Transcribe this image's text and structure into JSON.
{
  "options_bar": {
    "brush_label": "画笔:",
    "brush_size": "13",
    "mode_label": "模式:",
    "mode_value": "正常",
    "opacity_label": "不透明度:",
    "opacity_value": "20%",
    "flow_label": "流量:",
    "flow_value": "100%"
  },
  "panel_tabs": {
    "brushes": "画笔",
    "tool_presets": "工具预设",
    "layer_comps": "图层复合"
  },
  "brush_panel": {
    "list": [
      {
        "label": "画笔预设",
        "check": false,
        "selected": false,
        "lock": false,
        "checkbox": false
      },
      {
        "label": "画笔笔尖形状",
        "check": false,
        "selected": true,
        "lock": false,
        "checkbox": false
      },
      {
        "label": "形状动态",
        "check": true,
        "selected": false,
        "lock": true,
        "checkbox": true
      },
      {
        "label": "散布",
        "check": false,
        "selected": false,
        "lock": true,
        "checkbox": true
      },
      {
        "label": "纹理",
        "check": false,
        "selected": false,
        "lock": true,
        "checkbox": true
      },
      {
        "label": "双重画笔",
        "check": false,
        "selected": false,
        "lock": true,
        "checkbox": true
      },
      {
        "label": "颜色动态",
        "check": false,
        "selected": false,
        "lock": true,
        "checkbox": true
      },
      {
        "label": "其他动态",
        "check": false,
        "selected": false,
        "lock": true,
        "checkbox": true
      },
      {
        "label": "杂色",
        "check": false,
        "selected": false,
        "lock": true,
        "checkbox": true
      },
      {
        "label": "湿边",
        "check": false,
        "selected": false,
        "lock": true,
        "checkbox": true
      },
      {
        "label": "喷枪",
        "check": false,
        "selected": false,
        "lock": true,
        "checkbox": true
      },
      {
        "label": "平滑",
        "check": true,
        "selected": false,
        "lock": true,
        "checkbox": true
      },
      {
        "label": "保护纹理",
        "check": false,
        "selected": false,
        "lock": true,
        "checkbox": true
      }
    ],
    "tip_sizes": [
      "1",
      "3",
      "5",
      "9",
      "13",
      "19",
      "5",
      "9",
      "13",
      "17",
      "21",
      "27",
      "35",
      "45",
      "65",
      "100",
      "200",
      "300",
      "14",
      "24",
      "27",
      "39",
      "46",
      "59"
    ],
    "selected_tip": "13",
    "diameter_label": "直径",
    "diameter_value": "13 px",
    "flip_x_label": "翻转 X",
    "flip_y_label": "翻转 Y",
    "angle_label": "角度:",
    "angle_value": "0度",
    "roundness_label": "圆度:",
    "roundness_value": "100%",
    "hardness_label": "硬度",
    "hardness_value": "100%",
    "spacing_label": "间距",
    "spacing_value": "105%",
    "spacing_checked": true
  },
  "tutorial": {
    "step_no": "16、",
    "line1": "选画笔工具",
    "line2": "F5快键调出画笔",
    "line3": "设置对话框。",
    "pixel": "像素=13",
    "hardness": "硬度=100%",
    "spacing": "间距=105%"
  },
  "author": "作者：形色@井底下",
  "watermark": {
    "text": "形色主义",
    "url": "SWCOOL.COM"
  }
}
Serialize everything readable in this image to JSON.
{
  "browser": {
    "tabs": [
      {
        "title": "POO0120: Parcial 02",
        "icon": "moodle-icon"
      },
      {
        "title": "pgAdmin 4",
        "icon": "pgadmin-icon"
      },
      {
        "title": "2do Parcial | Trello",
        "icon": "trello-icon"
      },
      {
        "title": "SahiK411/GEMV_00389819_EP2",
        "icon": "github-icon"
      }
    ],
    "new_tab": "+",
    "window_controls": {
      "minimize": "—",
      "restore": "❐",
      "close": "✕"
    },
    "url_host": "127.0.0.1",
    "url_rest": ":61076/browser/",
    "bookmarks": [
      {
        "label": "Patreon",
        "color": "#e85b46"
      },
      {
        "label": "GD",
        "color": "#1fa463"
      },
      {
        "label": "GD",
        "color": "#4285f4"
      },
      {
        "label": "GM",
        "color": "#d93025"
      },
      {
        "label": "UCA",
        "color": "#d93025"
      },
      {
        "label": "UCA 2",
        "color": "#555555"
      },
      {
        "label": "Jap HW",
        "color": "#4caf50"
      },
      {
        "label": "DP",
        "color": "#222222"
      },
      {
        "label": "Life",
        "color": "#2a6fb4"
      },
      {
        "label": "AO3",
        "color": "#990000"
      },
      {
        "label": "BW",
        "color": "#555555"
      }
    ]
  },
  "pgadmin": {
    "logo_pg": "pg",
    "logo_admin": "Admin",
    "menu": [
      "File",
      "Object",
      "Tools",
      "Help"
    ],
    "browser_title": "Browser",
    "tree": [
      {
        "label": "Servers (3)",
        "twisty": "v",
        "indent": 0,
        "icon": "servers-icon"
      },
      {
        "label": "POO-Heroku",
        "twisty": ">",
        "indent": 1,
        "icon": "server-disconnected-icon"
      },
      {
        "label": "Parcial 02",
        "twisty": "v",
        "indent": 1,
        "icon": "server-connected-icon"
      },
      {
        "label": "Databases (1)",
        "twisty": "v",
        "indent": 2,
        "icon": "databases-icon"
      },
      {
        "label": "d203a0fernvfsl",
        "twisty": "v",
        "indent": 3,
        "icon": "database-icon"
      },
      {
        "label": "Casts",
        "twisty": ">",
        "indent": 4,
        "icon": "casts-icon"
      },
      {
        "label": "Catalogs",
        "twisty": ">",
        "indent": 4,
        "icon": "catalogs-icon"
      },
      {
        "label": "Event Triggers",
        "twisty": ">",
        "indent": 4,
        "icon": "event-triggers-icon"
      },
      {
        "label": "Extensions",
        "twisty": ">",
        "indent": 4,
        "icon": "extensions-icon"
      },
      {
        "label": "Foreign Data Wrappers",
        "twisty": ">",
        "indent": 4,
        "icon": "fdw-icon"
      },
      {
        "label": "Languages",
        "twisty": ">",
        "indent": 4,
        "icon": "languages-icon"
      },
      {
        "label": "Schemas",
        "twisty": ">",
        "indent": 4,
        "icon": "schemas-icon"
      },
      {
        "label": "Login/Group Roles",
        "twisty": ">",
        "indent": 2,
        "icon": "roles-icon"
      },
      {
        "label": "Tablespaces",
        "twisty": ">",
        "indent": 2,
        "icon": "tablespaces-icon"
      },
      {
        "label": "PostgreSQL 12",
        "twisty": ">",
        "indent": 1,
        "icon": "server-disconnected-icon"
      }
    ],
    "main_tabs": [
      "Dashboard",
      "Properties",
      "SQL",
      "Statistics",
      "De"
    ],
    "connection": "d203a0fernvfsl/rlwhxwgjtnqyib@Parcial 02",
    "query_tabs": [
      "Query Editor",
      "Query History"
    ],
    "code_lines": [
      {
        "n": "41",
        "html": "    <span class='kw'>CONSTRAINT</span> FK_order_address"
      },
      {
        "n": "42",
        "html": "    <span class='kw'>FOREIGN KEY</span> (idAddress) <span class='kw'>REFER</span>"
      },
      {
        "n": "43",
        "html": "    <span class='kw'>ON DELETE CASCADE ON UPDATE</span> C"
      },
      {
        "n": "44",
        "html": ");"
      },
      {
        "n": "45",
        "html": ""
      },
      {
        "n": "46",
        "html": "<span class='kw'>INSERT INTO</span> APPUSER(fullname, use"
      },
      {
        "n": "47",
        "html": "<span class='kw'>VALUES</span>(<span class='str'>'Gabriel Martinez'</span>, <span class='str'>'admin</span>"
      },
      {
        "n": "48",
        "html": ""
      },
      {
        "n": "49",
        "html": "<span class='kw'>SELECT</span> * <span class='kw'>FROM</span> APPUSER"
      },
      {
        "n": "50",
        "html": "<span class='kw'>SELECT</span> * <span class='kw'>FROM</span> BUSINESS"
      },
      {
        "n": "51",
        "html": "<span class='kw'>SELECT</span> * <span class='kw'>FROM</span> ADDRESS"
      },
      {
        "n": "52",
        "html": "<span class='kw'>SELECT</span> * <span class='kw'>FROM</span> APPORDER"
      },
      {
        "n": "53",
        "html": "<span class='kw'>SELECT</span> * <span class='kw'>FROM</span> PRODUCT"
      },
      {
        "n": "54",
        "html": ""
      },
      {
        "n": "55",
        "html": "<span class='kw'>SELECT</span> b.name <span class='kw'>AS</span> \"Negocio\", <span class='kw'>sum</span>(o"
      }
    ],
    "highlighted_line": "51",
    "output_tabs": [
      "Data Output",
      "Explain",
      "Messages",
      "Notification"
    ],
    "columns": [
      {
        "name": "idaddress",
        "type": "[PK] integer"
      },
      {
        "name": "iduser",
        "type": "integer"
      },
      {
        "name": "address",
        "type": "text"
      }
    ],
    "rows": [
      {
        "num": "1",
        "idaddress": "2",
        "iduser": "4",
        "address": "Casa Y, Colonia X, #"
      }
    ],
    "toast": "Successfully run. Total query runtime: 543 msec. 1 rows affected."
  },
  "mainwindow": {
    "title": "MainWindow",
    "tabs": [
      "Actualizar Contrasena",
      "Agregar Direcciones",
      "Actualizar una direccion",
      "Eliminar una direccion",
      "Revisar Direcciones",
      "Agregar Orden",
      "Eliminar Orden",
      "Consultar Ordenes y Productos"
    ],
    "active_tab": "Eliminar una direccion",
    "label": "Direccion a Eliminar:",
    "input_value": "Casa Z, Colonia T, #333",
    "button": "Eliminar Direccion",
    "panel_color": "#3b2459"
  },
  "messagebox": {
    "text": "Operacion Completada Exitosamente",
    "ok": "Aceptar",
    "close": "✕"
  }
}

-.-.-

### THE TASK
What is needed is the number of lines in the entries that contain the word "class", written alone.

### RESULT BELOW
11